In a shifting landscape where every day brings a new way to buy and sell music, we must consider how to properly chart and reflect industry change ... If we were to consider altering our chart rules, we would do so with a measured approach and much thought. We must be open to new ideas and change as we move forward."
MAD ABOUT HER
I am a big Belinda Carlisle fan, and I heard rumors about the release of her new album next year. Do you know anything about it? Will it be just another greatest hits album? I'm also curious to know how many copies she's sold solo and with the Go-Go's?
I am such a fan of Belinda Carlisle, too. Her "Heaven on Earth" album, as far as I'm concerned, is the ultimate in melodic '80s pop.
According to her official website, belindacarlisle.tv, Belinda is abuzz. She has European tour dates lined up through next month, she has been in the studio recording material for an original album due next year and she will release her autobiography next February.
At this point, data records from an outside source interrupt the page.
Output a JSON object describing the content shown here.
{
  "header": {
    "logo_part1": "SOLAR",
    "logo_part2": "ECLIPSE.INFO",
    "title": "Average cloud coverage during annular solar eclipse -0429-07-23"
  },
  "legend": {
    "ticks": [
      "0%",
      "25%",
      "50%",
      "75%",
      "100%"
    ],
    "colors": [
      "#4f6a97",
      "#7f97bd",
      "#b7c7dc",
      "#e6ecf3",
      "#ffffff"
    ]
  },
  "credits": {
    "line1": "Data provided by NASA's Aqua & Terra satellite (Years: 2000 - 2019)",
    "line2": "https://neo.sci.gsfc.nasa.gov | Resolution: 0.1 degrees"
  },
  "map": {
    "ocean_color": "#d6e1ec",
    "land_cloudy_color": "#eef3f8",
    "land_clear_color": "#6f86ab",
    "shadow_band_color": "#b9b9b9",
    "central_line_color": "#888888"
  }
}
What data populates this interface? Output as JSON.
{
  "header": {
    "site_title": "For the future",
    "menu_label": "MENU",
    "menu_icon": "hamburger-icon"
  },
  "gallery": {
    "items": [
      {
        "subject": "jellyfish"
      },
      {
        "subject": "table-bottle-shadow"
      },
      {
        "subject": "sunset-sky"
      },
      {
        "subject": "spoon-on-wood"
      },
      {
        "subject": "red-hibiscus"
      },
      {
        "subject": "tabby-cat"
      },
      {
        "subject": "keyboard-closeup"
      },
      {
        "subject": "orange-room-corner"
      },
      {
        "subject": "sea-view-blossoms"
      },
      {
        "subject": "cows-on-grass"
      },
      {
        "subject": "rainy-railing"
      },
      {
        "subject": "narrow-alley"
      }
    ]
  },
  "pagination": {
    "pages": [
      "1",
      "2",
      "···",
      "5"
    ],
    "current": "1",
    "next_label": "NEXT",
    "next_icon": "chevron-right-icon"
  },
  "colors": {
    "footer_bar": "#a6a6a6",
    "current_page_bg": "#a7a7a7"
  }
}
Because her biggest albums were released prior to the advent of Nielsen SoundScan data in 1991, let's use Recording Industry Association of America (RIAA) award information to gauge her success.
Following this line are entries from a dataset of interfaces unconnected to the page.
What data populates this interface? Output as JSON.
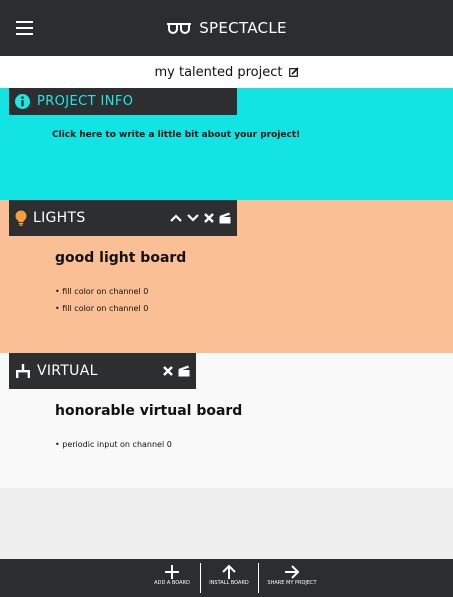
{
  "app": {
    "brand": "SPECTACLE",
    "project_name": "my talented project"
  },
  "project_info": {
    "title": "PROJECT INFO",
    "placeholder": "Click here to write a little bit about your project!",
    "color": "#12e4e4"
  },
  "boards": [
    {
      "type_label": "LIGHTS",
      "name": "good light board",
      "color": "#fbbf95",
      "items": [
        "• fill color on channel 0",
        "• fill color on channel 0"
      ]
    },
    {
      "type_label": "VIRTUAL",
      "name": "honorable virtual board",
      "color": "#f9f9f9",
      "items": [
        "• periodic input on channel 0"
      ]
    }
  ],
  "toolbar": {
    "buttons": [
      {
        "icon": "plus-icon",
        "label": "ADD A BOARD"
      },
      {
        "icon": "arrow-up-icon",
        "label": "INSTALL BOARD"
      },
      {
        "icon": "arrow-right-icon",
        "label": "SHARE MY PROJECT"
      }
    ]
  },
  "colors": {
    "header": "#2b2d2f",
    "tab": "#2d2e30"
  }
}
With the Go-Gos':
1981, "Beauty and the Beat," double Platinum
1982, "Vacation," Gold
1986, "Belinda," Gold
1987, "Heaven on Earth," Platinum
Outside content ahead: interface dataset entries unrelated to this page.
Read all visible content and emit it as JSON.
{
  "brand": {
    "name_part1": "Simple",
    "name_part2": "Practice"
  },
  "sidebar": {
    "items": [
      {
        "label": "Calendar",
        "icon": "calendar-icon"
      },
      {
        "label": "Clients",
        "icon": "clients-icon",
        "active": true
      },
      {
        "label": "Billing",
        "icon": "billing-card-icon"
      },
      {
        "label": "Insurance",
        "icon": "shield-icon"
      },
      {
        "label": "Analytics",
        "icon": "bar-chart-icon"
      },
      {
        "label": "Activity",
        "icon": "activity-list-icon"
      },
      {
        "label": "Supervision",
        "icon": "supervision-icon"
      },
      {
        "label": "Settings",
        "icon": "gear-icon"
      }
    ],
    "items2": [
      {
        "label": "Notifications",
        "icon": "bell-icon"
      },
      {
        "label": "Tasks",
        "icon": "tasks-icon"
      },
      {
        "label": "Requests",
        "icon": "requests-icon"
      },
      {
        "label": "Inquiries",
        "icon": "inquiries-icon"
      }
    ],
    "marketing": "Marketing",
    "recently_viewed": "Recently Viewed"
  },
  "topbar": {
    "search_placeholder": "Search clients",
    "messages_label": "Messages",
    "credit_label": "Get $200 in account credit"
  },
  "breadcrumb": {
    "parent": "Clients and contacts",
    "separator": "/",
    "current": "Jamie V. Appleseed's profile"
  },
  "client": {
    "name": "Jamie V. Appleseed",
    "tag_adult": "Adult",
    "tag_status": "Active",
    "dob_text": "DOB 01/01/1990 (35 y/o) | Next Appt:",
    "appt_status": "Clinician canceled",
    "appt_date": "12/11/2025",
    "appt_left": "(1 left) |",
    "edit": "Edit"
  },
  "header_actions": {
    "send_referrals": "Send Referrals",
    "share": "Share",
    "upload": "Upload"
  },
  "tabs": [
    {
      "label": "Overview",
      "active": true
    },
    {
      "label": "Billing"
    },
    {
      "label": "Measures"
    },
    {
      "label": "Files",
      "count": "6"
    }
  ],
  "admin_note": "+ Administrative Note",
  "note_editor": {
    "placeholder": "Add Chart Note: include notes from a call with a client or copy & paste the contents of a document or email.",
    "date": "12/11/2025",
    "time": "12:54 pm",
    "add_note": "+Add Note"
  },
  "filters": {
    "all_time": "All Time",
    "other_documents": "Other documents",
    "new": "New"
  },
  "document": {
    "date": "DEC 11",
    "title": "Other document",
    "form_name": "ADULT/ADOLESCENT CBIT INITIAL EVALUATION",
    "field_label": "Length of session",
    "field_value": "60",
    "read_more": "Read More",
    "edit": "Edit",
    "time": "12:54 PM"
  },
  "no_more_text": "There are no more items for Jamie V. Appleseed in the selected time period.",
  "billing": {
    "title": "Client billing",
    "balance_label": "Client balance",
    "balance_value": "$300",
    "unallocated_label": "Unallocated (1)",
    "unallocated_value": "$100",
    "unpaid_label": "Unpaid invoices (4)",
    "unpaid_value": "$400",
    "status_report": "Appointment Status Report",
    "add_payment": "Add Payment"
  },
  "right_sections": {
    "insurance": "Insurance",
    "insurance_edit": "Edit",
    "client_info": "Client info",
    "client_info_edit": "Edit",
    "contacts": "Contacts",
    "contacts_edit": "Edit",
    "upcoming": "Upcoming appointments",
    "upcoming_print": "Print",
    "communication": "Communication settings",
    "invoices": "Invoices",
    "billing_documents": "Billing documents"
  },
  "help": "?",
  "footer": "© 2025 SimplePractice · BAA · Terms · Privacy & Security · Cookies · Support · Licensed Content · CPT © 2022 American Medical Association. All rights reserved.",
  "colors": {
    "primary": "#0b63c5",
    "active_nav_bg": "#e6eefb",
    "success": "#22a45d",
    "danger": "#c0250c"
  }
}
1989, "Runaway Horses," Gold
In the SoundScan era, the Go-Go's' top seller is their 1990 best-of set "Greatest," with 402,000 copies sold to date. Carlisle's best-selling solo album according to Nielsen SoundScan is 1992's "Her Greatest Hits" (290,000).
Has Billboard given serious consideration in recent months to discontinuing the Adult Contemporary chart? Week after week, the songs and their positions seem to stagnate. Approximately how many stations fall into this category?
Ouch - not only do I manage our Adult Contemporary chart, today (July 17) happens to be the list's birthday. The chart first appeared, as the Easy Listening survey, in the Billboard issue dated July 17, 1961. At age 48, it's only slightly younger than the Billboard Hot 100, which celebrates its 51st anniversary Aug. 4.
The chart does certainly reflect the conservative adult contemporary format. Because AC stations program playlists containing music from as far back as the '60s, with several stations focusing largely on the '80s, '90s and '00s, current songs comprise only a portion of what goes on the air. That's different from say, mainstream top 40, which plays only a handful of older tracks among its majority of currents.
Still, record labels and artists benefit greatly from adult contemporary airplay. The format is heavily researched by programmers, and when listeners declare that they like a song, its spins can produce royalties for decades. It's not uncommon for a song like "Unchained Melody" by the Righteous Brothers - from 1965 - to be a top-tester in AC research and thus remain in rotation.
Crossing over to AC from other formats can also expose an artist to a new listening - and, more importantly to labels and artists - buying audience. Adult listeners, especially women, weren't likely purchasing Hoobastank's album "The Reason" based on airplay of any of the set's tracks at rock radio until the title cut became a hit at AC. Fergie also found new fans from the AC airplay of "Big Girls Don't Cry" after songs like "London Bridge" and "Fergalicious" may have been too young-sounding for listeners who prefer a diet of more gentle mainstream pop from the past few decades.
The adult contemporary format also enjoys strong ratings and bills very well in many markets. At 96 stations, our reporter panel is one of the biggest among our airplay charts.
This week, the artist with the most Adult Contemporary hits ranks at No. 23. Elton John's "Electricity" is his record-extending 68th entry.
The first No. 1 on the chart, known at times as Middle-Road and Pop-Standard Singles (and which spun off the more pop/rock-leaning Adult Top 40 chart on March 16, 1996)? Brook Benton's "The Boll Weevil Song."
Uncle Kracker's "Drift Away," featuring Dobie Gray, holds the mark for longest run atop the tally, having reigned for 28 weeks in 2003-04.